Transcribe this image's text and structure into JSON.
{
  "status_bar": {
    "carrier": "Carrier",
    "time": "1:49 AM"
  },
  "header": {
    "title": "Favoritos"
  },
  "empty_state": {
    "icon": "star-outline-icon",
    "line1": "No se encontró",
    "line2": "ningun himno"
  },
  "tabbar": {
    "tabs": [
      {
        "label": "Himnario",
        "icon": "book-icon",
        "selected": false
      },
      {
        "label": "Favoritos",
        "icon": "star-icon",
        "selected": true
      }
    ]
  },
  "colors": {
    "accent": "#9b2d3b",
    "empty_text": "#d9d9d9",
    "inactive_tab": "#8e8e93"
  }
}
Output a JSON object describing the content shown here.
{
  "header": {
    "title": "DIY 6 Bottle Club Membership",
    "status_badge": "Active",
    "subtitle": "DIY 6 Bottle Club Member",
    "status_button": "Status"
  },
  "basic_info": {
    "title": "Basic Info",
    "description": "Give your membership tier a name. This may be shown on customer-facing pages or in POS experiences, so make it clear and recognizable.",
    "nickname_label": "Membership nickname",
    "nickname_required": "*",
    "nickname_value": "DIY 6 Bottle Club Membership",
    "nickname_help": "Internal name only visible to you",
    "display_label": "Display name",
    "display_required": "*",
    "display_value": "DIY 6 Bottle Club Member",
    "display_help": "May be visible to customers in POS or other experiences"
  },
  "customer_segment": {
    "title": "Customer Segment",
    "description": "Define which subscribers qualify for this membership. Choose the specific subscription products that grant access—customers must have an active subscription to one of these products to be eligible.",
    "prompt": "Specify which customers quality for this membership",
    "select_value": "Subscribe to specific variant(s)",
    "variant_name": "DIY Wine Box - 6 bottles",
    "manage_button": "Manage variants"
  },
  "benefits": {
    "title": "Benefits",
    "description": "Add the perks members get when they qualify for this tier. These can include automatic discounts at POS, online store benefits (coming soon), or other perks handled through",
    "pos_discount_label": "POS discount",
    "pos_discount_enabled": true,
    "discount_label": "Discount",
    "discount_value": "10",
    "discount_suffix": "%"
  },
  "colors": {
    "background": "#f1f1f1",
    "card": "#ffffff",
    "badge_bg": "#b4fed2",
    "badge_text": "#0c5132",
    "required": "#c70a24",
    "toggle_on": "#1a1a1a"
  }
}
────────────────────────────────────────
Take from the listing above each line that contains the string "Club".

● **OUTPUT**
    "title": "DIY 6 Bottle Club Membership",
    "subtitle": "DIY 6 Bottle Club Member",
    "nickname_value": "DIY 6 Bottle Club Membership",
    "display_value": "DIY 6 Bottle Club Member",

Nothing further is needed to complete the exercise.